Total Members Voted: 161
That's great and all, but what about the codecs that are actually going to be tested?
greynolI invite you to read the whole discussion's topic http://www.hydrogenaudio.org/forums/index....showtopic=77272
An advanced ABXer knows that a codec that his bad at 128Kbps isn't suddenly good at 96Kbps ...
But a codec that is bad at 96kbps may suddenly be better than its peers at 128kbps.
If the test turns out to be a multiformat test...
Quote from: IgorC on 16 January, 2010, 06:03:41 PMgreynolI invite you to read the whole discussion's topic http://www.hydrogenaudio.org/forums/index....showtopic=77272What makes you think I haven't done this already?
You can have all encoders put to shame at 128Kbps or all encoders looks shining at 96Kbps, all this just by changing the set of samples you use.The choice of samples will be harder at 128Kbps than at 96Kbps ... at 96kbps you cannot really do a mistake in the choice of samples ... at 128Kbps lots of samples will be hard to ABX for beginners.Not all killer samples are equal, some old killer samples have become less critical with recent encoders, but some people still use them for listening tests ... if you chose one of those at 128Kbps it will likely be a sample tested for nothing.
Another 128kb/s test has no value to me. It just doesn't give conclusive results about what encoder is doing universally better.
A 128-kb as I proposed it above is not trying to answer that question. It will answer the question "which AAC encoder does best given very critical audio material". The thing is, universally, all popular modern AAC codecs do very well at this bitrate.
But how do pick "critical" material in an unbiased manner? If you just pick problem samples for AAC from this forum, ...
Would you pick problem samples identified for other formats then?
So does that mean I can put you down as one person who can routinely distinguish 128kbit AAC from lossless as part of your regular music listening experience?
Quote from: Mike Giacomelli on 16 January, 2010, 09:49:45 PMBut how do pick "critical" material in an unbiased manner? If you just pick problem samples for AAC from this forum, ...I don't rely on posts in this forum exclusively. I'm in the process of finding my own additional samples, as well as going through about 100 MP3-critical samples posted or linked to in this forum.QuoteWould you pick problem samples identified for other formats then?No. This is supposed to be an AAC test, so I only search for AAC-specific ones. However, AAC critical items should also be MP3-critical, since the underlying codec technologies are similar. If, however, I'll find a sample which is AAC- but not MP3-critical, I'll report.Chris
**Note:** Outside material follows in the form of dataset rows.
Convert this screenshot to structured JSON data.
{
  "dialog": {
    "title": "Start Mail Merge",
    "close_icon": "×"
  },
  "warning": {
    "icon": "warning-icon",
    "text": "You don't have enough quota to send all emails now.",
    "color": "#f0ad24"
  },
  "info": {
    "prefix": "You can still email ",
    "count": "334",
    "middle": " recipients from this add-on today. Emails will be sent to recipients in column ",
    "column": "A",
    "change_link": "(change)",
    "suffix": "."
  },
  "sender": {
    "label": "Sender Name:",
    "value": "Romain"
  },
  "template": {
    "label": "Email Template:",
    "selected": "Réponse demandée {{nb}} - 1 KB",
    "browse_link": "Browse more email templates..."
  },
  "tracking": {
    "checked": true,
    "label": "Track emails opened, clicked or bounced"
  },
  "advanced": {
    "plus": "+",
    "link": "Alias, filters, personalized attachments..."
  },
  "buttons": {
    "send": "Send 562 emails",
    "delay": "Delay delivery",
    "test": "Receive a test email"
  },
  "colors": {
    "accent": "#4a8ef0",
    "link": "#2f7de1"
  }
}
If you pick AAC specific problem samples, then you bias the test results against whichever codec the samples were identified from, and your results become less useful. For instance, if you pick a lot of samples identified from iTunes encoded files, then your conclusion becomes "For AAC files that iTunes has trouble with, iTunes does poorly . . ."
Your saying that you don't feel that you would be able to contribute simply reinforces my point. Thank you.
Perhaps I'm wrong in that people aren't interested in results that are routine and regular for them, but I don't think so. I may also be wrong in expecting that people are going to make unfounded suggestions that codec X is better than codec Y because of the results of this test, like what was done with the ~128kbit mp3 test, assuming that the results are not particularly interesting except for the killer samples. To this day, there are still people who can't seem to understand that the result of that test was a statistical tie.
Which is why I propose not to randomly select items from a set of "maybe-killer" samples for the 128-kb test, but to do careful pre-screening of listening material and to select only those items for which at least one of the codecs under test is clearly not transparent.
Regarding the "will be hard to ABX for beginners": IMHO, this should not be a test for untrained listeners. No matter which bitrate! This is exactly the mixture which gives inconclusive results: experienced and unexperienced listeners. At such high bitrates, only the former should participate. This is HA, so I expect quite a number of members belonging to that group.
Remove all listeners from analysis who1. graded the reference lower than 4.5,2. graded the low anchor higher than all competitors.3. didn't grade the low anchor.4. didn't grade any of competitors.
We are lucky to have C.R. Helmrich here, and as FhG AAC doesn't participate in the test (unfortunately) I suggest to let him with his AAC dev experience build up a proposal set of samples. He is thinking already about such a set.
My opinion is that despite being very democratic, this pool was biased from the start, there is more than 100 voters but there is not more than 100 HA users doing regulary ABXing & posting their findings.
Remove all listeners from analysis who 4. didn't grade any of competitors.
1. graded the reference lower than 5.0
... But I think then we also have to modify rule 1 to:Code: [Select]1. graded the reference lower than 5.0As I noted earlier, this will greatly reduce the number of listeners left for analysis, but given that we only want experienced ones, so be it. ...
...I'm planning not to publish an average grade for this test, but only to show the results for each item separately, if on average, all codecs will be tied. That will prevent some people of falsely assigning the word "winner" to a codec. ...